ACTIVITY:
Your task is to print all of the entries exactly, though the pictures should not be included.

DATA:
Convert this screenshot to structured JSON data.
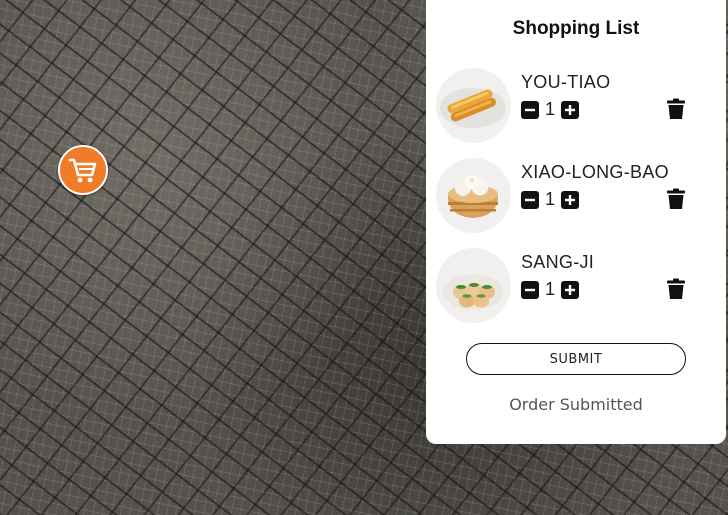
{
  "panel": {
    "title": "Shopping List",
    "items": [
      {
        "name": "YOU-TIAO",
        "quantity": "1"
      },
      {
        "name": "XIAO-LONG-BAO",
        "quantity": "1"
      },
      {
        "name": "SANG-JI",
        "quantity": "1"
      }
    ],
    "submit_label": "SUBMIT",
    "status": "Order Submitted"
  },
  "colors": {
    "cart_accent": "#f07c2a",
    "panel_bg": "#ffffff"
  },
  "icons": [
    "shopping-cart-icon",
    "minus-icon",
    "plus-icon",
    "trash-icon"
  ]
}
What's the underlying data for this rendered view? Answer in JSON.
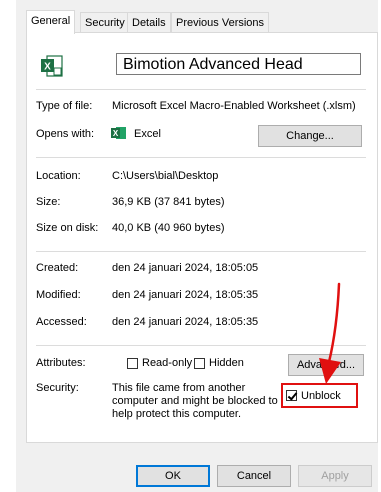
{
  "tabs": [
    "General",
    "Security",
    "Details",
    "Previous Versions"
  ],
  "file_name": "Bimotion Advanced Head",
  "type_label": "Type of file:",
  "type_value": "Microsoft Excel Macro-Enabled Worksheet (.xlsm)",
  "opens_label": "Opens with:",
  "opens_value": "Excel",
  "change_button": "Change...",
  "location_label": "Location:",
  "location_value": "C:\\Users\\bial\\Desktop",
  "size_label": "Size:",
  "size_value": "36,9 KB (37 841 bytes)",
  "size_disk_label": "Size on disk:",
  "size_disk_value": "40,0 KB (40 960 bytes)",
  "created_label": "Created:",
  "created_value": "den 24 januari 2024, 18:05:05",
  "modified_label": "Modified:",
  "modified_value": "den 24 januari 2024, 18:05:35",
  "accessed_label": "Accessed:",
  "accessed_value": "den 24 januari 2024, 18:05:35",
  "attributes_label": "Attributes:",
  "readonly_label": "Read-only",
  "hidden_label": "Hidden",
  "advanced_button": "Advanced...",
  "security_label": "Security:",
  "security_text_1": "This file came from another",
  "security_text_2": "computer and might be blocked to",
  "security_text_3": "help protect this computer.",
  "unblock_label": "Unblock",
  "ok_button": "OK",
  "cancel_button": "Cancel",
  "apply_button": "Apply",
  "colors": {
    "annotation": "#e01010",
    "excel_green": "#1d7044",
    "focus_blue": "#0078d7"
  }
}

THE COMPLETED TASK:
Convert this screenshot to structured JSON data.
{
  "panel": {
    "title": "Shopping List",
    "items": [
      {
        "name": "YOU-TIAO",
        "quantity": "1"
      },
      {
        "name": "XIAO-LONG-BAO",
        "quantity": "1"
      },
      {
        "name": "SANG-JI",
        "quantity": "1"
      }
    ],
    "submit_label": "SUBMIT",
    "status": "Order Submitted"
  },
  "colors": {
    "cart_accent": "#f07c2a",
    "panel_bg": "#ffffff"
  },
  "icons": [
    "shopping-cart-icon",
    "minus-icon",
    "plus-icon",
    "trash-icon"
  ]
}
What's the underlying data for this rendered view? Answer in JSON.
{
  "tabs": [
    "General",
    "Security",
    "Details",
    "Previous Versions"
  ],
  "file_name": "Bimotion Advanced Head",
  "type_label": "Type of file:",
  "type_value": "Microsoft Excel Macro-Enabled Worksheet (.xlsm)",
  "opens_label": "Opens with:",
  "opens_value": "Excel",
  "change_button": "Change...",
  "location_label": "Location:",
  "location_value": "C:\\Users\\bial\\Desktop",
  "size_label": "Size:",
  "size_value": "36,9 KB (37 841 bytes)",
  "size_disk_label": "Size on disk:",
  "size_disk_value": "40,0 KB (40 960 bytes)",
  "created_label": "Created:",
  "created_value": "den 24 januari 2024, 18:05:05",
  "modified_label": "Modified:",
  "modified_value": "den 24 januari 2024, 18:05:35",
  "accessed_label": "Accessed:",
  "accessed_value": "den 24 januari 2024, 18:05:35",
  "attributes_label": "Attributes:",
  "readonly_label": "Read-only",
  "hidden_label": "Hidden",
  "advanced_button": "Advanced...",
  "security_label": "Security:",
  "security_text_1": "This file came from another",
  "security_text_2": "computer and might be blocked to",
  "security_text_3": "help protect this computer.",
  "unblock_label": "Unblock",
  "ok_button": "OK",
  "cancel_button": "Cancel",
  "apply_button": "Apply",
  "colors": {
    "annotation": "#e01010",
    "excel_green": "#1d7044",
    "focus_blue": "#0078d7"
  }
}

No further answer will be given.